THE MINISTER of Basic Education Angie Motshekga (pictured) highlighted the prevalence of women abuse during international Women’s Day celebrations that were hosted by the South African Democratic Teachers Union (Sadtu) at the Mayibuye Centre in Kimberley at the weekend.
She indicated that many women sought help from her while she was serving as the chairperson of the ANC Women’s League.
“They were coming to me in numbers telling me that they were being raped, which means that there is a problem. Our women who are already burdened with poverty and inequality are crying that they and their children are being raped.
“A deeper problem lies between skewed power relations that can be extremely dangerous and this leads to women becoming victims of rape. They carry the scars for the rest of their lives. Rape is about hatred and power.”
Motshekga pointed out that perpetrators of rape also became victims by having to serve time in jail.
“Harsh sentences are not discouraging men from rape. Research shows that rapists typically have a difficult relationship with their mothers during their formative years. We need to educate our children with social skills so that they do not become lifetime victims. Power relations are destructive, it is not a proud title to be called the capital of rape.

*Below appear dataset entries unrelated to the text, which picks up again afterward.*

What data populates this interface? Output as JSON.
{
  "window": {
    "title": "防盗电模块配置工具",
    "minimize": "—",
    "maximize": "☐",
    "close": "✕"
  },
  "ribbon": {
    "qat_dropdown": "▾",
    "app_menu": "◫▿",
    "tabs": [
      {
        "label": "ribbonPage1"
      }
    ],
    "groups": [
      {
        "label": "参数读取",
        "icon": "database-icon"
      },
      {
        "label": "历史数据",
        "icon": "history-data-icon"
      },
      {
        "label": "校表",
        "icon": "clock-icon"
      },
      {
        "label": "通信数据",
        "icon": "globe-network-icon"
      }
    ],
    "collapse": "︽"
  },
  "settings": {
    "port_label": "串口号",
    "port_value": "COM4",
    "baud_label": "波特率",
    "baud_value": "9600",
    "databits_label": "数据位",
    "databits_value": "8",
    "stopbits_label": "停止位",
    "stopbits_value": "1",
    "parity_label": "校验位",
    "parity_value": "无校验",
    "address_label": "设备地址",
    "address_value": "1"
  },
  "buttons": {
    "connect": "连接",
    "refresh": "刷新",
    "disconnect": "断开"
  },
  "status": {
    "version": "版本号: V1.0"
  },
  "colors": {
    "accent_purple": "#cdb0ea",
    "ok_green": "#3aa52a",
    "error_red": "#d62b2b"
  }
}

“Education empowers women and we need to make the necessary progress to raise the consciousness of women. The way we treat our women, children and the elderly is indicative of the stage of development of our country.
“Sons do not allow anyone to touch their mothers but they beat their own wives.”
Motshekga believed that women would never be truly emancipated unless they were free from the shackles of violence, poverty and inequality.
“We are the pillars of a home and yet women continue to earn less than men – about 61 percent are living in poverty and 39 percent are destitute.”